Mike Sloan at ringside – After 36 grueling, intense, hotly-contested rounds, there was no clear victor between future Hall of Famers Manny Pacquiao and Juan Manuel Marquez. The rivals fought tooth and nail three times throughout their historic careers and each fight – a draw and two decision wins in favor of Pacquiao – were debated and argued about.
The initial trilogy featured fights that were not only as close as they come, but also as entertaining as any before them. Many boxing experts suggested that Marquez was robbed at least once or twice in their battles (some believe all three times), which led almost all to believe that the two are simply too great combatants and neither could take that proverbial next step to prove who was the better man.
Marquez (55-6-1, 40 KOs) flattened Pacquiao with one of the best counter right hands in boxing history, a punch so perfect, so powerful that once it detonated on Pacquiao’s jaw, the Filipino superstar was out cold. Pacquiao fell flat on his face, his arms tucked under his body. Referee Kenny Bayless didn’t need to count – but he did – because Pacquiao was not moving, not getting up any time soon.
Eventually the veteran third man reached ten, stamping an emphatic victory for one of Mexico’s greatest ever champions and possibly signaling an end to one of the sport’s greatest rivalries. In one of the year’s best fights that gave birth to one of 2012’s most fantastic knockouts, Marquez erased all doubt as to who the superior fighter is.
Marquez knocked Pacquiao down with a powerful overhand right in the third and it seemed at that point that Marquez might be able to pull off the minor upset. Pacquiao rose to his feet but he was very wobbly. Marquez didn’t rush in and instead countered the woozy congressman’s attacks. But like all three previous battles, Pacquiao was too tough and too excellent to lose and fought his way back into the fight.
Marquez played it safely in the fourth, but when he opened his arsenal a bit too much in the fifth, a rejuvenated Pacquiao delivered his trademark lead left hand. The punch sent Marquez sprawling backward and eventually down. Like always, the war was on.
The two welterweights ripped into each other and traded bombs in every corner of the ring. Like so many previous wars the two have fought in, it was a virtual phone booth with every punch able to end the fight. Both were wobbled, both were staggered, and both landed ferocious shots. Each gave as good as they got which made for one of the best displays of sheer willpower and killer instinct in years.
Marquez’ nose was bloodied and his face was quickly becoming a swollen, gruesome mask.

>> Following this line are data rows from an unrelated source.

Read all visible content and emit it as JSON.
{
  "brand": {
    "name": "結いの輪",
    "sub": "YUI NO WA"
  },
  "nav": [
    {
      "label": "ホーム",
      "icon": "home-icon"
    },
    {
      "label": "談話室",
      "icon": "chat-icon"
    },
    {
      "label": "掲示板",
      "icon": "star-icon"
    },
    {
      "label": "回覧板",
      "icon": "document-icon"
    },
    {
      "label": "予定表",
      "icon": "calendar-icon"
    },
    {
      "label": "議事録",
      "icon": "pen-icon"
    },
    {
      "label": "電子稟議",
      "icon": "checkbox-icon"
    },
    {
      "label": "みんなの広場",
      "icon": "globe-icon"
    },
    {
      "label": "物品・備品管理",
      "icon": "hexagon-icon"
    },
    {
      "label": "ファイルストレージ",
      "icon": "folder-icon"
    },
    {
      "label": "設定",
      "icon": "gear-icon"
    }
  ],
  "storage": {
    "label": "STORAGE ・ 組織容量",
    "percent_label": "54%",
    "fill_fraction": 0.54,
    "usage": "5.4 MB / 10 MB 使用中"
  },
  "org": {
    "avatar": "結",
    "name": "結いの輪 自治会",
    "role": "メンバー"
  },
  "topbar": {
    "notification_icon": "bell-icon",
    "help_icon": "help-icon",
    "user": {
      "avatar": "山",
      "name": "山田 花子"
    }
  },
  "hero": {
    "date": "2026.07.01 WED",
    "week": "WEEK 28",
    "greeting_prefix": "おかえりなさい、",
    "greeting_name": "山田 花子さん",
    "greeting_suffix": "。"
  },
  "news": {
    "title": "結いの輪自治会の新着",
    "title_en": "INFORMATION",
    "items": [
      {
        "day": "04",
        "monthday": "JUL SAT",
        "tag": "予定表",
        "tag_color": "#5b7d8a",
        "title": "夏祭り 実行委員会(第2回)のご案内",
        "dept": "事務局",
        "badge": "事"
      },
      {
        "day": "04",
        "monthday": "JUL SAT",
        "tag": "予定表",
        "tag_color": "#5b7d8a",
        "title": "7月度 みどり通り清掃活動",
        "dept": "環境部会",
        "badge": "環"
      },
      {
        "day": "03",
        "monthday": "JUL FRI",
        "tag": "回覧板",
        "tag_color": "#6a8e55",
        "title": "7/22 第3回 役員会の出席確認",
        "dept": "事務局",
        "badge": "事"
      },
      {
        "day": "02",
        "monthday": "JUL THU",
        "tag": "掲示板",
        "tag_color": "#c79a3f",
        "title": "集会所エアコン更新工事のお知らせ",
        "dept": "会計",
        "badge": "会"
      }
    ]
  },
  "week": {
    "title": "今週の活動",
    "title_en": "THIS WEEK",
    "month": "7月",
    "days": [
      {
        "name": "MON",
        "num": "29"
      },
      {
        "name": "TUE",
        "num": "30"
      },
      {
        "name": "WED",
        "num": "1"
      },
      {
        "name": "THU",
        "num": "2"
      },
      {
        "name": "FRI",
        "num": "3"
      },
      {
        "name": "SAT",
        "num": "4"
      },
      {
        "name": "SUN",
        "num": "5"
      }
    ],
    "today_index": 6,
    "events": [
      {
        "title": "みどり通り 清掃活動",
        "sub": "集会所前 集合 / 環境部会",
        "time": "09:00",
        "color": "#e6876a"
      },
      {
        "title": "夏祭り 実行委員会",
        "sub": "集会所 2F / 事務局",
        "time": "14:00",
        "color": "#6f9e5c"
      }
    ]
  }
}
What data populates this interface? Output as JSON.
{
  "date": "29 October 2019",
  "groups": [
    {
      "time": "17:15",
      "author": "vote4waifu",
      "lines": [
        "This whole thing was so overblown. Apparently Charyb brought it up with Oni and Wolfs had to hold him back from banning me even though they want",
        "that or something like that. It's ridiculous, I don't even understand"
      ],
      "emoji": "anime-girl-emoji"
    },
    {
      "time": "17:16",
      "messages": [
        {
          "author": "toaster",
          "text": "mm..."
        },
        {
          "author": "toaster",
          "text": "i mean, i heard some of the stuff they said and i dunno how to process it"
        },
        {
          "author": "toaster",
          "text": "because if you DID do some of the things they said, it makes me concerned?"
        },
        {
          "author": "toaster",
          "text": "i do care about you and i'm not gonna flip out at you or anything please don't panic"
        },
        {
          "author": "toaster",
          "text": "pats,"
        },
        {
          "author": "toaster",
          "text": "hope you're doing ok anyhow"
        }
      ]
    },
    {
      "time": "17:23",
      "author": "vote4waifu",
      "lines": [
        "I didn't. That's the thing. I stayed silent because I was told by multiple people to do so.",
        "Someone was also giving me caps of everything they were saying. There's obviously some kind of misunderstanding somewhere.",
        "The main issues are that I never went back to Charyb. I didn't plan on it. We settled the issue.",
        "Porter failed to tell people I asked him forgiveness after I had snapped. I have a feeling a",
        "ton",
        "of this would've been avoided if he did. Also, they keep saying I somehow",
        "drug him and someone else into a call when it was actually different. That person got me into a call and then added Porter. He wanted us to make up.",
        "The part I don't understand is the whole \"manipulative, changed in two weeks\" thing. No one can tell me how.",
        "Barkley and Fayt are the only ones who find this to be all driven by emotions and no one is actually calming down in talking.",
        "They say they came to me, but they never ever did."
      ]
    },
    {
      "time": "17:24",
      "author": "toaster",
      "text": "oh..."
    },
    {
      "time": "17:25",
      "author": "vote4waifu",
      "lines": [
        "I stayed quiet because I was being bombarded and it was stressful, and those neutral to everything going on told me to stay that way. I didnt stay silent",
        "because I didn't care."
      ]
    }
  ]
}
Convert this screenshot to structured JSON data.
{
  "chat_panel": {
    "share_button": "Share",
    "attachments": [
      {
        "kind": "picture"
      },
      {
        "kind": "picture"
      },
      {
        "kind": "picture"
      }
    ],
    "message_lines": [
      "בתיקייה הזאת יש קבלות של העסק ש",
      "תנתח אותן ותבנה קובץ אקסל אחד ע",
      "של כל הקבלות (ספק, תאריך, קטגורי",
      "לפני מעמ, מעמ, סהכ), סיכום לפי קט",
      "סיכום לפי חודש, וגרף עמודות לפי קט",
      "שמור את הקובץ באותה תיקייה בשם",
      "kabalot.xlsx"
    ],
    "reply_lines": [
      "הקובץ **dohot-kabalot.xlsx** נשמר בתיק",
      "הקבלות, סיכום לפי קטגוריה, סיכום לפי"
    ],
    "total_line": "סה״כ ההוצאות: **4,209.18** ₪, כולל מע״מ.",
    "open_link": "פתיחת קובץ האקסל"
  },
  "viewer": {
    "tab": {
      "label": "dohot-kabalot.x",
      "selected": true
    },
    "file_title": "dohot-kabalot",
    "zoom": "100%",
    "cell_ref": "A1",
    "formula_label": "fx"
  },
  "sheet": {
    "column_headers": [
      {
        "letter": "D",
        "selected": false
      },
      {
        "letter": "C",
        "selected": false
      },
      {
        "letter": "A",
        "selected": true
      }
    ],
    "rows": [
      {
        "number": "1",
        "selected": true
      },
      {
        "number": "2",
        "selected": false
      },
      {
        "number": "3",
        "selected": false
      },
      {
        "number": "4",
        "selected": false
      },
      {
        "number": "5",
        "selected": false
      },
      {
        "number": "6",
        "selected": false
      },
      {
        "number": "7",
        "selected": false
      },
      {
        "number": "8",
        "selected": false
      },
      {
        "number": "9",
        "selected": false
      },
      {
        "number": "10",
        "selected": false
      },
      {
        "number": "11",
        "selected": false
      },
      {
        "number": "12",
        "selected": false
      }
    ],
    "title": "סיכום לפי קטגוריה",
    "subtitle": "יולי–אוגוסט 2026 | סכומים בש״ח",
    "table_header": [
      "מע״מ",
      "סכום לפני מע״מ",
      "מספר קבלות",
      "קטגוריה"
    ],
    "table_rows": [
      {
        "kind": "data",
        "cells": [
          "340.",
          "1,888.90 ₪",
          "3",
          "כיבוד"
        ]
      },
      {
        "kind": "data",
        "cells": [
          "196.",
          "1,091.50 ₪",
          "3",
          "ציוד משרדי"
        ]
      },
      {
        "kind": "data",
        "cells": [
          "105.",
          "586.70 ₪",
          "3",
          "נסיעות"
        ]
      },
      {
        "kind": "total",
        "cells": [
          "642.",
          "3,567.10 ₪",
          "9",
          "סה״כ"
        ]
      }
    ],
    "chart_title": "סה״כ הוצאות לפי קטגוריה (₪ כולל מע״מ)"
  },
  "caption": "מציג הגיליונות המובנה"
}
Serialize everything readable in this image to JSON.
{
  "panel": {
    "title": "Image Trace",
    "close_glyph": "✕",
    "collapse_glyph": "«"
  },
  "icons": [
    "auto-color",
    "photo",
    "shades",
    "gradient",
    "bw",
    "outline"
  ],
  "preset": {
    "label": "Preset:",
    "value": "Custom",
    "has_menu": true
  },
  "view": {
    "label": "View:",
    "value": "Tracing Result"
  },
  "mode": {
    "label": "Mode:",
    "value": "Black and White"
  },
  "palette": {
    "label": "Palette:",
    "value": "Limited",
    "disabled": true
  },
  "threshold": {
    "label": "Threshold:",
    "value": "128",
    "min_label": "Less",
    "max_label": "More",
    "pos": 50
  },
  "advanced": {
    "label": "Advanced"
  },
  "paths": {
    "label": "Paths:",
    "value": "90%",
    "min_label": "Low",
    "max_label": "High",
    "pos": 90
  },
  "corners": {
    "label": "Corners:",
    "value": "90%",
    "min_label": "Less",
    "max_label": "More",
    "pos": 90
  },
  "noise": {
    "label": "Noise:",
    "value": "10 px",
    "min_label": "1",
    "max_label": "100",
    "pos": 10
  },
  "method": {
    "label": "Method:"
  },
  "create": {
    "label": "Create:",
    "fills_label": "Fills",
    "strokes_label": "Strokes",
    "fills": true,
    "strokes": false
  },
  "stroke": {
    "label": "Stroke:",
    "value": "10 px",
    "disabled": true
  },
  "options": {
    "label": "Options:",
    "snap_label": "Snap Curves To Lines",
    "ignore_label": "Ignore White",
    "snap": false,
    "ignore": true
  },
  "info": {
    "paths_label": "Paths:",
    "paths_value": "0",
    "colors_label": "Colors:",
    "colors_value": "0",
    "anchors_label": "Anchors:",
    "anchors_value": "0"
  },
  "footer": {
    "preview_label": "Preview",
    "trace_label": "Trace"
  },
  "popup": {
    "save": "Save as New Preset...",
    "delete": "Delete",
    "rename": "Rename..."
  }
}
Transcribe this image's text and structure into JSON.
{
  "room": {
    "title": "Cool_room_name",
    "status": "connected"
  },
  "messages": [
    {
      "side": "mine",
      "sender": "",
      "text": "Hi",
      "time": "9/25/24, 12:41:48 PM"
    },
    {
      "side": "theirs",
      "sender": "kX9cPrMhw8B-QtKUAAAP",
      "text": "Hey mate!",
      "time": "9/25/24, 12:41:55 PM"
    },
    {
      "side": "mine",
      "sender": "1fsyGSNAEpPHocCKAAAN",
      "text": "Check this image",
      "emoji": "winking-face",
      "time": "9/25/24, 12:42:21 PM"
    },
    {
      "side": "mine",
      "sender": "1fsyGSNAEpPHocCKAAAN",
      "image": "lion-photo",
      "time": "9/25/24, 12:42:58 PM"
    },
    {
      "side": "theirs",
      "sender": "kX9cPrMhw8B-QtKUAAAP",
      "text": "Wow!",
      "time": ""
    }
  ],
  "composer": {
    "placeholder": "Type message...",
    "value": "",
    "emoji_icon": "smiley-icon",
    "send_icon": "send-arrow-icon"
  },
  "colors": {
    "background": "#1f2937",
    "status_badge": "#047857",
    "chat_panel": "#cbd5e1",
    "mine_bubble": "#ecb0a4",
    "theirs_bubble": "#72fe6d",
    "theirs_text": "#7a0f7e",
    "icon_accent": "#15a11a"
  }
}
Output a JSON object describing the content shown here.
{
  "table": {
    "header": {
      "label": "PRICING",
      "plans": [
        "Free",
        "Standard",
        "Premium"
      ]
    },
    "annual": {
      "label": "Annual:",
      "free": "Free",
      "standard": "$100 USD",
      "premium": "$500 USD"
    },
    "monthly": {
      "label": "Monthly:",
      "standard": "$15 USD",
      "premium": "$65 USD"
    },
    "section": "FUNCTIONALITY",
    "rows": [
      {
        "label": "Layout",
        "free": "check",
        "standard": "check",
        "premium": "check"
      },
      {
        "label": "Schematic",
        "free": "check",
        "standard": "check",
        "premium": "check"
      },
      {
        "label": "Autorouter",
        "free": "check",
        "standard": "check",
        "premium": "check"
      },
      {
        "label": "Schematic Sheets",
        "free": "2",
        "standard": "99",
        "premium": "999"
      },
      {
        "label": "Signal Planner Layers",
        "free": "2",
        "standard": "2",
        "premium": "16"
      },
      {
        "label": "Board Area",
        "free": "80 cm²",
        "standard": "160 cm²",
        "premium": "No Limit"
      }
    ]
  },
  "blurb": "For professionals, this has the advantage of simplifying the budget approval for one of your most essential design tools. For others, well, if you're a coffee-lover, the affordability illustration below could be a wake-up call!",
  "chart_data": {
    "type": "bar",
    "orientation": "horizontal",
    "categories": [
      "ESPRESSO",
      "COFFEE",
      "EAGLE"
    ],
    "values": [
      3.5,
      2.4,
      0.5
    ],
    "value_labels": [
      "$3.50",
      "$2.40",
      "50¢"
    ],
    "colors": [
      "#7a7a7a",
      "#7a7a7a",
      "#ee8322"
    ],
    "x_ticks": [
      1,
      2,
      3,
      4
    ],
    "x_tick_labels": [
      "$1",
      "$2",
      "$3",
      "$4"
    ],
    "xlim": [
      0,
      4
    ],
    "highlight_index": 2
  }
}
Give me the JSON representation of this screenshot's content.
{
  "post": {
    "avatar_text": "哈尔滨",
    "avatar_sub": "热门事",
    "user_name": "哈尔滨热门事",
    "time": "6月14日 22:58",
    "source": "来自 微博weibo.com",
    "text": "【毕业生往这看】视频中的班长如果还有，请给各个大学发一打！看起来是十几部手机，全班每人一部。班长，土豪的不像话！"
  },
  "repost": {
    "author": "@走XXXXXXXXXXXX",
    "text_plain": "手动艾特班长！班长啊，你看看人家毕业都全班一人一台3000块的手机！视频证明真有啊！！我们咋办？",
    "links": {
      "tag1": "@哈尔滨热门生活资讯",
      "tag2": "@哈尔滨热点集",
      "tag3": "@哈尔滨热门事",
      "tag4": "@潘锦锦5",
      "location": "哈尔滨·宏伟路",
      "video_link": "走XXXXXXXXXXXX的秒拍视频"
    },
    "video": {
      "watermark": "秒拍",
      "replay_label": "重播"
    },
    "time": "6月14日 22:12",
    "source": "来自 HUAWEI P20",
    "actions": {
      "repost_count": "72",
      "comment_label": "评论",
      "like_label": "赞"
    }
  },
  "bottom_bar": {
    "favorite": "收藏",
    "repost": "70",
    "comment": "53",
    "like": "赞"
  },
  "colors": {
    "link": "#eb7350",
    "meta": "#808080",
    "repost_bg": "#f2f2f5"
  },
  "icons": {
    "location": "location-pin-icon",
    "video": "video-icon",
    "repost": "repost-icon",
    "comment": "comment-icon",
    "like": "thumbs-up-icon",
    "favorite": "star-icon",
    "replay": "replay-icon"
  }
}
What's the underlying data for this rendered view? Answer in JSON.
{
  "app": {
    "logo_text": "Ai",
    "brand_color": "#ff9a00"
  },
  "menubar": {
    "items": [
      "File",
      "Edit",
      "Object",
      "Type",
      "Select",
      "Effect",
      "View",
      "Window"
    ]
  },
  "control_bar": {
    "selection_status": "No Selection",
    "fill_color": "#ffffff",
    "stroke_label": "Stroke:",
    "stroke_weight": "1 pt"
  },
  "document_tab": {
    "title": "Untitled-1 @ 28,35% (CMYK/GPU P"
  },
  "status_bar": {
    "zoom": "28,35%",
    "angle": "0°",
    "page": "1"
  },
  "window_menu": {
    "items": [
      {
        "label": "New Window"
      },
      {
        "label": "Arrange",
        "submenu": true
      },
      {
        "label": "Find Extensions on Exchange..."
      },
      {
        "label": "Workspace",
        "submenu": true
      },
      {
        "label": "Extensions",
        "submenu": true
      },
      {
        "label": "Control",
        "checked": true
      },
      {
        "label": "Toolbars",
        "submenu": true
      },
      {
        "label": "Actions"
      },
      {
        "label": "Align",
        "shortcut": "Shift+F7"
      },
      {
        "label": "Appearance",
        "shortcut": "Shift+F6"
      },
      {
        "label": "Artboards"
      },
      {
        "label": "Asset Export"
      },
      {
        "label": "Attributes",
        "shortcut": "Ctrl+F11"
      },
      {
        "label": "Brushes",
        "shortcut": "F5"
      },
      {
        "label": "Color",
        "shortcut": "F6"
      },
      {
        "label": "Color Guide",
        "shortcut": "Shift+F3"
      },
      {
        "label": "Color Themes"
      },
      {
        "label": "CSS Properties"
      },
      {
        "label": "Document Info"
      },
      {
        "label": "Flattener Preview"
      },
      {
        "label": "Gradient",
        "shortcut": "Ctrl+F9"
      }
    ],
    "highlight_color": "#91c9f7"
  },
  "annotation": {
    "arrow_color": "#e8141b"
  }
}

Pacquiao was becoming busted up as well, but it appeared as though Pacquiao had turned the tides in his favor and began raking Marquez. Again they stood toe-to-toe but when Pacquiao chased Marquez into his corner, the Mexican unfurled the sort of punch that will loop on highlight reels until the end of time.
Pacquiao (54-5-2, 38 KOs) was iced and counted out at the 2:59 mark of the sixth, marking the potential end of an era. It’s doubtful the mega fight between he and Floyd Mayweather will ever happen now, but the short-term possibilities for Marquez are endless. He scored by far the biggest win of his illustrious career but at 39, there’s no telling how much longer he’ll be able to stick around.
Much more on this sensational knockout win to come…
Photos courtesy of Raymond Spencer
This report was originally published on and is courtesy of SecondsOut.com